The previous weekend I really enjoyed attending Island ECC’s Singles Conference. There I shared some of my own story and lessons learned along the way about the single life. I will share some of that here.
The single life, like any other mode of life, can feel empty or rich, or more likely some combination of both in various aspects. But one of the unique things about being single is that, largely speaking, the difference is up to you. In marriage, your spouse has a large impact on what you do and your state of being. The SYMBIS premarital counselling course tells couples that, ‘Your marriage can only be as healthy as the two of you.’ In other words your partner’s wellbeing directly impacts on your own. Your schedules, ability to commit to things, and ease of movement are more or less constrained by the life circumstances of both of you together.
However, if you are single, you largely set the limits. You get to decide how much to be involved in community, which organisations you want to volunteer with, where to travel, when to change jobs or go back to school, or even which country to live in. You decide whether to stay at home or go out. So, to the extent that loneliness or community is a choice, it is yours to make. That isn’t to say you can change your circumstances or build good relationships in one day. But if you start today, and continue for a month, a year, 2 years, it will make a difference.
I shared in my talk that it was while I was single that I started investigating and making plans to move to Asia and ended up in Hong Kong. If I hadn’t been single, I probably would never have come to Hong Kong, and not have been able to take advantage of the opportunities here to meet many people (including my fiancée) and to serve in so many different ways.
If you are married, I encourage you to invite single friends to spend time with you. This gives them a chance to see up close what a Christian marriage is like. The times I got to share with and get honest opinions from those who were married helped me dispel some of the myths of marriage that single people can have. Single people have been told, and generally know in their heads that getting married will not solve all their problems, but can still unconsciously feel and act as if it will. Seeing a real marriage at work can provide a more realistic picture and useful observational experience for them.
However, there are some good and not so good things to say to singles. Single people generally do not appreciate being grilled about their single or dating life. (Who would?) Unhelpful lines of questioning might include:
- ‘How’s your love life?’ (groan)

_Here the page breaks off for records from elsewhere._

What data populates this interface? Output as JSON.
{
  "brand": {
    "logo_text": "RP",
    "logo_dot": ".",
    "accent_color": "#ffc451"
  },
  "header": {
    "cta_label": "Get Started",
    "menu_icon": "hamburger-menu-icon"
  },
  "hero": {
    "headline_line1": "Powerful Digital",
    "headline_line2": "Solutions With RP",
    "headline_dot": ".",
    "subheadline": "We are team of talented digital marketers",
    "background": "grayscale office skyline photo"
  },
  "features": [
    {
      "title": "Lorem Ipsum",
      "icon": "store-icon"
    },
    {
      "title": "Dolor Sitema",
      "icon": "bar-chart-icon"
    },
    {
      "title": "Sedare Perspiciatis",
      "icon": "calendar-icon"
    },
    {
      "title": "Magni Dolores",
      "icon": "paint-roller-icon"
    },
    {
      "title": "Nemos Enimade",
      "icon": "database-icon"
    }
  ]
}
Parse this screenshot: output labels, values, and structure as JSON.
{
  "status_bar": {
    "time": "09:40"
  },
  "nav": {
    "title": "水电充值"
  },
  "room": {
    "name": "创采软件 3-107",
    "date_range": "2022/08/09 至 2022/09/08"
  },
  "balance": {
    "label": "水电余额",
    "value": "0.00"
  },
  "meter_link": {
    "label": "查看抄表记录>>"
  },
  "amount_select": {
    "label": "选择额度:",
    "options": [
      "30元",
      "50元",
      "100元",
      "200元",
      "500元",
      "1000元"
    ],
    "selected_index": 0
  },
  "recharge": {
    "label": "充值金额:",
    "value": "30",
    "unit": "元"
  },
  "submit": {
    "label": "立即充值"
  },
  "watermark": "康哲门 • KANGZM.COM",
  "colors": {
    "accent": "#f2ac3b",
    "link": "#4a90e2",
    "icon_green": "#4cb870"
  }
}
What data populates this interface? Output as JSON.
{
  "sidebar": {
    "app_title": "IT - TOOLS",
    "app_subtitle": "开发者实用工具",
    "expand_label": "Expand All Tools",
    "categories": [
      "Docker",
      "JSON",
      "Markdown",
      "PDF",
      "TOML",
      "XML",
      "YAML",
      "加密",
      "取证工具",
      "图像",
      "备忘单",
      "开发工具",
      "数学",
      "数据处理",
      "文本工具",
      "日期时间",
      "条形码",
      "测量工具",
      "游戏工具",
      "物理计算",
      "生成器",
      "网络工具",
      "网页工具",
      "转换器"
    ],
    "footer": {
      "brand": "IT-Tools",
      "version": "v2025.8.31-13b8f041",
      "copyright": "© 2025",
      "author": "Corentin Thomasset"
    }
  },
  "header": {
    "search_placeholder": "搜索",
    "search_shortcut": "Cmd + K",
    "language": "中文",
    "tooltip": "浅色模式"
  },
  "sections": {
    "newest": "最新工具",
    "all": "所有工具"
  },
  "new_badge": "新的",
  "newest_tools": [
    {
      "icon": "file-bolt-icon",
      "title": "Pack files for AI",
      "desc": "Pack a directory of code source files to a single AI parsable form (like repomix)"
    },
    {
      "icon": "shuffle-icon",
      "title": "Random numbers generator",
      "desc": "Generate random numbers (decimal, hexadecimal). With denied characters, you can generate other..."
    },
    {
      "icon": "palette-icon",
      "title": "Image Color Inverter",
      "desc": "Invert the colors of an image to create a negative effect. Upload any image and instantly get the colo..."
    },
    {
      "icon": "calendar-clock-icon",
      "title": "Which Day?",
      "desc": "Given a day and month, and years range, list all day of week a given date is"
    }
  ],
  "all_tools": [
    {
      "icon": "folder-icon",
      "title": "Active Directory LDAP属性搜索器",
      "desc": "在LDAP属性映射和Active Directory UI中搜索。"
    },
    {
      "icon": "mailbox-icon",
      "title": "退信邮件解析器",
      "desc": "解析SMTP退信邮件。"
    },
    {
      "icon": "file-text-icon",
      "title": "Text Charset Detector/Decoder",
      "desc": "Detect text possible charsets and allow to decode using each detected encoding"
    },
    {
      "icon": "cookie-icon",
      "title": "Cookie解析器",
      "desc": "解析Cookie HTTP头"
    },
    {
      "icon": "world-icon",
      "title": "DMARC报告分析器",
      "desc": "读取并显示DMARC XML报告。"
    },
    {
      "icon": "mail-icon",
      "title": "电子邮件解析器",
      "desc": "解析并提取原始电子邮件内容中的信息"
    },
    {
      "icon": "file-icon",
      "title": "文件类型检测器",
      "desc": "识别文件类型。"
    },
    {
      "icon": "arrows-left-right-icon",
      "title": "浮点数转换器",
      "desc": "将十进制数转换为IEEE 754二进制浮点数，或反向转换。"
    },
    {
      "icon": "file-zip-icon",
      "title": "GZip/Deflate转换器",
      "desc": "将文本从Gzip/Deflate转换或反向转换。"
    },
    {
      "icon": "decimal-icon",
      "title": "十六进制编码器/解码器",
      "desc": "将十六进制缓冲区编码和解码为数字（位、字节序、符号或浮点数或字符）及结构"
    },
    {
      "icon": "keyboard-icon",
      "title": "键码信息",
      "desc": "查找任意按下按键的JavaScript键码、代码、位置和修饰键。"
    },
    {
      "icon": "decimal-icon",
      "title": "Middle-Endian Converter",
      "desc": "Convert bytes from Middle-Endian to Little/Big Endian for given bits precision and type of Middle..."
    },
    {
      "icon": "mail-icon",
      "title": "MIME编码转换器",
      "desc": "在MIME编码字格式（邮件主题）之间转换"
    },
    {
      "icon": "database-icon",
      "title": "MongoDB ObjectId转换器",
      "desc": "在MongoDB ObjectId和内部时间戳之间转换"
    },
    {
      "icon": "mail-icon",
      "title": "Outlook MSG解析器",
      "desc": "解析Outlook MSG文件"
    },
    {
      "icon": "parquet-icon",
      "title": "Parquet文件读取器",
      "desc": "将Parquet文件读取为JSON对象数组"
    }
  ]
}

- ‘Why are you still single?’ (This is an unanswerable question.)
- ‘Have you met anyone lately?’ (If they had and they trusted you and wanted you to know they would tell you.)
- Saying ‘I can’t believe you’re single!’ doesn’t actually achieve anything. The single person in question might have difficulty believing it too, but they are living out that experience!
- Finally, don’t try to set them up without asking (and gaining) permission first.
A more helpful approach would be to celebrate singles in their freedom and opportunities, and encourage and honour them in their faithful service of God. Paul said that singleness is a better way for a person to singlemindedly serve God (1 Corinthians 7). So we should thank God for His work in the lives of singles by empowering them to use their singleness to serve others.
Be supportive of your friend and encourage them in their walk with God, as they try to honour God in their single life, regardless of whether they wish to date or not. Remember that singles are fully-fledged members of God’s family. (Also, some Christians remain single because even though they could, they choose not to date non-Christians. This may be a costly choice for Christians who want to live in obedience to God’s Word and should be honoured.)
For singles: Don’t be afraid to reach out and spend time with married folk. They often feel like single people wouldn’t want to hang out with them or are too busy, so take the initiative to ask a family out to lunch, maybe with 1 or 2 other singles so its not just you and them. Singles can learn a lot by spending time with married couples, especially if they’ve been getting all their marriage advice from other singles!
And if you do date, be respectful and gracious. All people are fallen and can make mistakes in this area. Remember that the other person is also made in the image of God, and is precious in His sight.
In the end, married or single, we are all part of the family of God and are journeying towards the same end goal together. We are called to carry one another’s burdens (but also our own!) and so help each other along the way. In this way, we will fulfil the law of Christ, which is to love one another. (Galatians 6:2, 5)